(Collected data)

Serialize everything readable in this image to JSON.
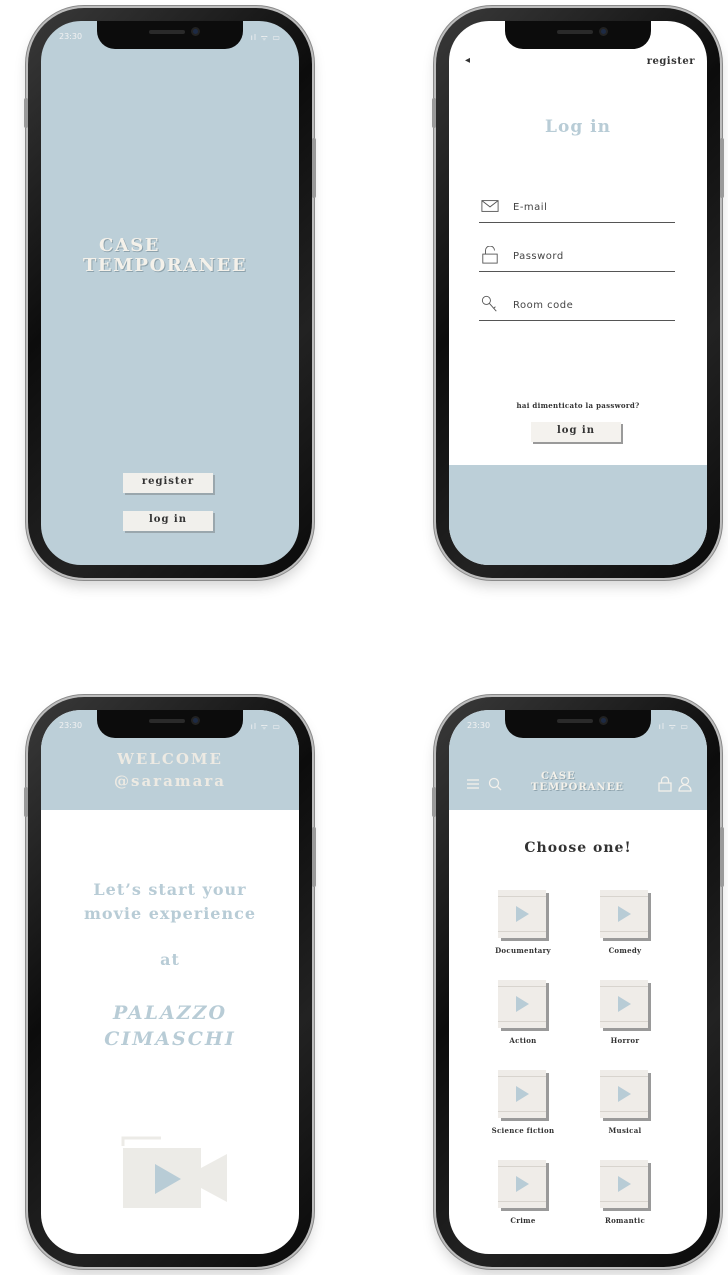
{
  "status": {
    "time": "23:30",
    "icons": "ıl ᯤ ▭"
  },
  "splash": {
    "logo_line1": "CASE",
    "logo_line2": "TEMPORANEE",
    "register_label": "register",
    "login_label": "log in"
  },
  "login": {
    "back_glyph": "◂",
    "register_link": "register",
    "title": "Log in",
    "email_placeholder": "E-mail",
    "password_placeholder": "Password",
    "room_code_placeholder": "Room code",
    "forgot_password": "hai dimenticato la password?",
    "login_button": "log in"
  },
  "welcome": {
    "line1": "WELCOME",
    "line2": "@saramara",
    "text1": "Let’s start your",
    "text2": "movie experience",
    "text3": "at",
    "venue1": "PALAZZO",
    "venue2": "CIMASCHI"
  },
  "genres": {
    "logo_line1": "CASE",
    "logo_line2": "TEMPORANEE",
    "title": "Choose one!",
    "items": [
      {
        "label": "Documentary"
      },
      {
        "label": "Comedy"
      },
      {
        "label": "Action"
      },
      {
        "label": "Horror"
      },
      {
        "label": "Science fiction"
      },
      {
        "label": "Musical"
      },
      {
        "label": "Crime"
      },
      {
        "label": "Romantic"
      }
    ]
  },
  "colors": {
    "accent": "#bccfd8",
    "button": "#f1f0ec",
    "text": "#333333"
  }
}
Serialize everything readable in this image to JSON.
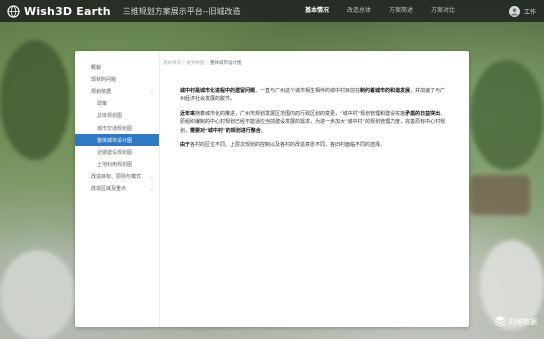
{
  "header": {
    "brand": "Wish3D Earth",
    "system_title": "三维规划方案展示平台--旧城改造",
    "nav": [
      {
        "label": "基本情况",
        "active": true
      },
      {
        "label": "改造总体"
      },
      {
        "label": "方案简述"
      },
      {
        "label": "方案对比"
      }
    ],
    "user_label": "工作"
  },
  "sidebar": {
    "items": [
      {
        "label": "概貌",
        "sub": false
      },
      {
        "label": "现状的问题",
        "sub": false
      },
      {
        "label": "规划依据",
        "sub": false,
        "expandable": true
      },
      {
        "label": "政策",
        "sub": true
      },
      {
        "label": "总体规划图",
        "sub": true
      },
      {
        "label": "城市交通规划图",
        "sub": true
      },
      {
        "label": "整体城市设计图",
        "sub": true,
        "active": true
      },
      {
        "label": "近期建设规划图",
        "sub": true
      },
      {
        "label": "土地利用规划图",
        "sub": true
      },
      {
        "label": "改造目标、原则与模式",
        "sub": false,
        "expandable": true
      },
      {
        "label": "改造区域及重点",
        "sub": false,
        "expandable": true
      }
    ]
  },
  "breadcrumb": {
    "items": [
      "基本情况",
      "规划依据",
      "整体城市设计图"
    ]
  },
  "content": {
    "p1": {
      "b1": "城中村是城市化进程中的遗留问题",
      "t1": "，一直与广州这个城市相生相伴的城中村目前在",
      "b2": "制约着城市的和谐发展",
      "t2": "，并加速了与广州经济社会发展的脱节。"
    },
    "p2": {
      "b1": "近年来",
      "t1": "随着城市化的推进，广州市规划发展区范围内的行政区划的变更，“城中村”规划管理和建设实施",
      "b2": "矛盾的日益突出",
      "t2": "。原组织编制的中心村规划已经不能适应当前建设发展的需求，为进一步加大“城中村”的规划管理力度，完善原有中心村规划，",
      "b3": "需要对“城中村”的规划进行整合",
      "t3": "。"
    },
    "p3": {
      "b1": "由于",
      "t1": "各村的区位不同，上层次规划的控制以及各村的改造意愿不同，各旧村面临不同的选择。"
    }
  },
  "watermark": {
    "text": "四维数据"
  },
  "colors": {
    "accent": "#2f78c4",
    "topbar": "#1c201e"
  },
  "icons": {
    "logo": "globe-logo-icon",
    "user": "user-avatar-icon",
    "watermark": "cube-logo-icon",
    "chevron": "chevron-down-icon"
  }
}
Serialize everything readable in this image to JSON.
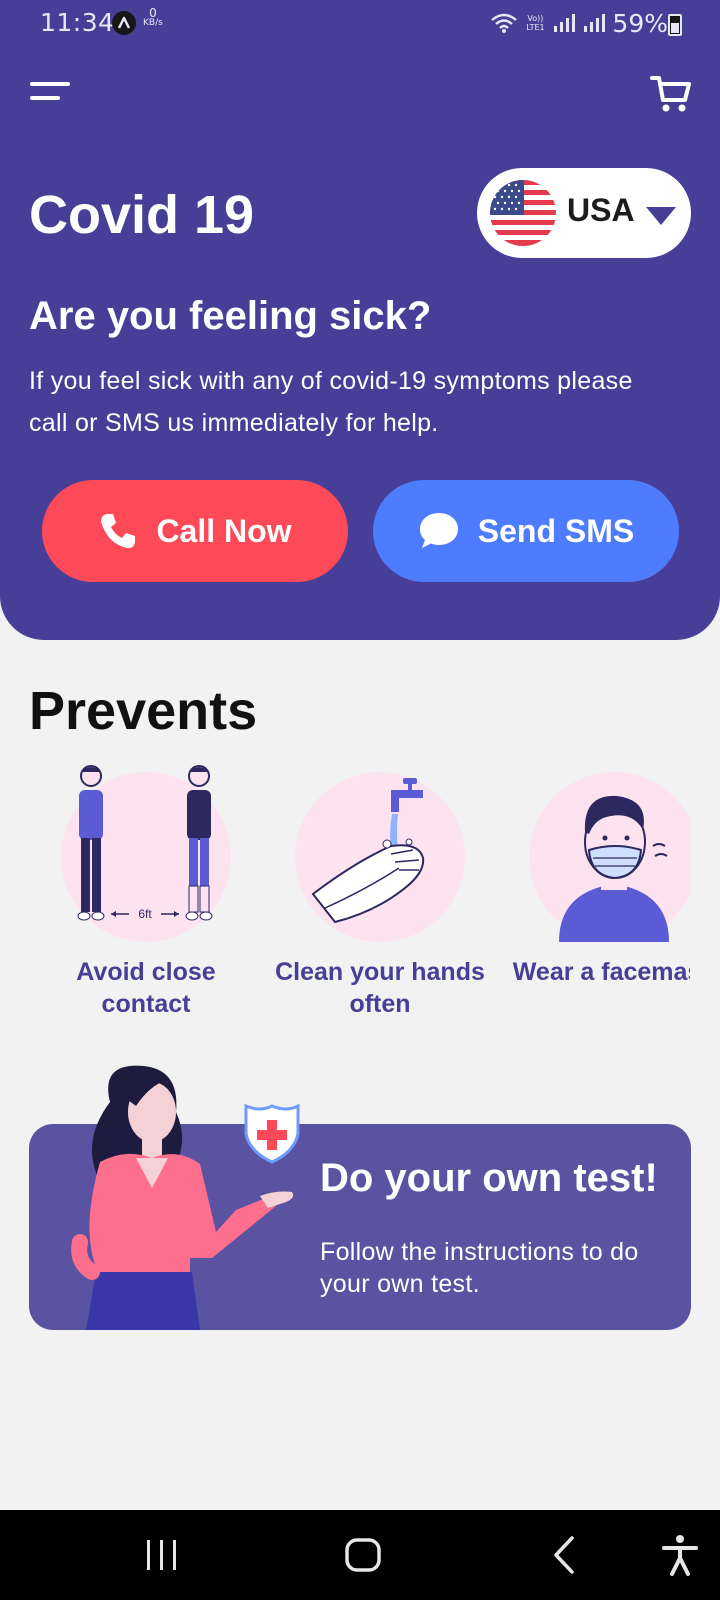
{
  "status_bar": {
    "time": "11:34",
    "network_speed_value": "0",
    "network_speed_unit": "KB/s",
    "volte_label": "Vo)) LTE1",
    "battery_percent": "59%"
  },
  "header": {
    "menu_icon": "menu-icon",
    "cart_icon": "cart-icon",
    "app_title": "Covid 19",
    "country_selector": {
      "flag_icon": "usa-flag-icon",
      "label": "USA",
      "caret_icon": "caret-down-icon"
    },
    "question_title": "Are you feeling sick?",
    "question_text": "If you feel sick with any of covid-19 symptoms please call or SMS us immediately for help.",
    "call_button": {
      "label": "Call Now",
      "icon": "phone-icon",
      "color": "#fe4a58"
    },
    "sms_button": {
      "label": "Send SMS",
      "icon": "chat-bubble-icon",
      "color": "#4e7cff"
    }
  },
  "prevents": {
    "title": "Prevents",
    "items": [
      {
        "label_line1": "Avoid close",
        "label_line2": "contact",
        "illustration_text": "6ft",
        "icon": "distance-illustration"
      },
      {
        "label_line1": "Clean your hands",
        "label_line2": "often",
        "icon": "handwash-illustration"
      },
      {
        "label_line1": "Wear a facemask",
        "label_line2": "",
        "icon": "facemask-illustration"
      }
    ]
  },
  "test_card": {
    "title": "Do your own test!",
    "text": "Follow the instructions to do your own test.",
    "icon": "shield-cross-icon"
  },
  "nav_bar": {
    "recents_icon": "recents-icon",
    "home_icon": "home-icon",
    "back_icon": "back-icon",
    "accessibility_icon": "accessibility-icon"
  },
  "colors": {
    "primary": "#473f97",
    "call": "#fe4a58",
    "sms": "#4e7cff",
    "card": "#5a53a1",
    "prevent_bg": "#fde3ef",
    "background": "#f2f2f2"
  }
}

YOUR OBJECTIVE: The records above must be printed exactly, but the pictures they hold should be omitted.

RESULT OF THIS EXERCISE:
Serialize everything readable in this image to JSON.
{
  "status": {
    "time": "23:30",
    "icons": "ıl ᯤ ▭"
  },
  "splash": {
    "logo_line1": "CASE",
    "logo_line2": "TEMPORANEE",
    "register_label": "register",
    "login_label": "log in"
  },
  "login": {
    "back_glyph": "◂",
    "register_link": "register",
    "title": "Log in",
    "email_placeholder": "E-mail",
    "password_placeholder": "Password",
    "room_code_placeholder": "Room code",
    "forgot_password": "hai dimenticato la password?",
    "login_button": "log in"
  },
  "welcome": {
    "line1": "WELCOME",
    "line2": "@saramara",
    "text1": "Let’s start your",
    "text2": "movie experience",
    "text3": "at",
    "venue1": "PALAZZO",
    "venue2": "CIMASCHI"
  },
  "genres": {
    "logo_line1": "CASE",
    "logo_line2": "TEMPORANEE",
    "title": "Choose one!",
    "items": [
      {
        "label": "Documentary"
      },
      {
        "label": "Comedy"
      },
      {
        "label": "Action"
      },
      {
        "label": "Horror"
      },
      {
        "label": "Science fiction"
      },
      {
        "label": "Musical"
      },
      {
        "label": "Crime"
      },
      {
        "label": "Romantic"
      }
    ]
  },
  "colors": {
    "accent": "#bccfd8",
    "button": "#f1f0ec",
    "text": "#333333"
  }
}
Serialize everything readable in this image to JSON.
{
  "header": {
    "brand": "Wish3D Earth",
    "system_title": "三维规划方案展示平台--旧城改造",
    "nav": [
      {
        "label": "基本情况",
        "active": true
      },
      {
        "label": "改造总体"
      },
      {
        "label": "方案简述"
      },
      {
        "label": "方案对比"
      }
    ],
    "user_label": "工作"
  },
  "sidebar": {
    "items": [
      {
        "label": "概貌",
        "sub": false
      },
      {
        "label": "现状的问题",
        "sub": false
      },
      {
        "label": "规划依据",
        "sub": false,
        "expandable": true
      },
      {
        "label": "政策",
        "sub": true
      },
      {
        "label": "总体规划图",
        "sub": true
      },
      {
        "label": "城市交通规划图",
        "sub": true
      },
      {
        "label": "整体城市设计图",
        "sub": true,
        "active": true
      },
      {
        "label": "近期建设规划图",
        "sub": true
      },
      {
        "label": "土地利用规划图",
        "sub": true
      },
      {
        "label": "改造目标、原则与模式",
        "sub": false,
        "expandable": true
      },
      {
        "label": "改造区域及重点",
        "sub": false,
        "expandable": true
      }
    ]
  },
  "breadcrumb": {
    "items": [
      "基本情况",
      "规划依据",
      "整体城市设计图"
    ]
  },
  "content": {
    "p1": {
      "b1": "城中村是城市化进程中的遗留问题",
      "t1": "，一直与广州这个城市相生相伴的城中村目前在",
      "b2": "制约着城市的和谐发展",
      "t2": "，并加速了与广州经济社会发展的脱节。"
    },
    "p2": {
      "b1": "近年来",
      "t1": "随着城市化的推进，广州市规划发展区范围内的行政区划的变更，“城中村”规划管理和建设实施",
      "b2": "矛盾的日益突出",
      "t2": "。原组织编制的中心村规划已经不能适应当前建设发展的需求，为进一步加大“城中村”的规划管理力度，完善原有中心村规划，",
      "b3": "需要对“城中村”的规划进行整合",
      "t3": "。"
    },
    "p3": {
      "b1": "由于",
      "t1": "各村的区位不同，上层次规划的控制以及各村的改造意愿不同，各旧村面临不同的选择。"
    }
  },
  "watermark": {
    "text": "四维数据"
  },
  "colors": {
    "accent": "#2f78c4",
    "topbar": "#1c201e"
  },
  "icons": {
    "logo": "globe-logo-icon",
    "user": "user-avatar-icon",
    "watermark": "cube-logo-icon",
    "chevron": "chevron-down-icon"
  }
}
Serialize everything readable in this image to JSON.
{
  "status_bar": {
    "time": "11:34",
    "network_speed_value": "0",
    "network_speed_unit": "KB/s",
    "volte_label": "Vo)) LTE1",
    "battery_percent": "59%"
  },
  "header": {
    "menu_icon": "menu-icon",
    "cart_icon": "cart-icon",
    "app_title": "Covid 19",
    "country_selector": {
      "flag_icon": "usa-flag-icon",
      "label": "USA",
      "caret_icon": "caret-down-icon"
    },
    "question_title": "Are you feeling sick?",
    "question_text": "If you feel sick with any of covid-19 symptoms please call or SMS us immediately for help.",
    "call_button": {
      "label": "Call Now",
      "icon": "phone-icon",
      "color": "#fe4a58"
    },
    "sms_button": {
      "label": "Send SMS",
      "icon": "chat-bubble-icon",
      "color": "#4e7cff"
    }
  },
  "prevents": {
    "title": "Prevents",
    "items": [
      {
        "label_line1": "Avoid close",
        "label_line2": "contact",
        "illustration_text": "6ft",
        "icon": "distance-illustration"
      },
      {
        "label_line1": "Clean your hands",
        "label_line2": "often",
        "icon": "handwash-illustration"
      },
      {
        "label_line1": "Wear a facemask",
        "label_line2": "",
        "icon": "facemask-illustration"
      }
    ]
  },
  "test_card": {
    "title": "Do your own test!",
    "text": "Follow the instructions to do your own test.",
    "icon": "shield-cross-icon"
  },
  "nav_bar": {
    "recents_icon": "recents-icon",
    "home_icon": "home-icon",
    "back_icon": "back-icon",
    "accessibility_icon": "accessibility-icon"
  },
  "colors": {
    "primary": "#473f97",
    "call": "#fe4a58",
    "sms": "#4e7cff",
    "card": "#5a53a1",
    "prevent_bg": "#fde3ef",
    "background": "#f2f2f2"
  }
}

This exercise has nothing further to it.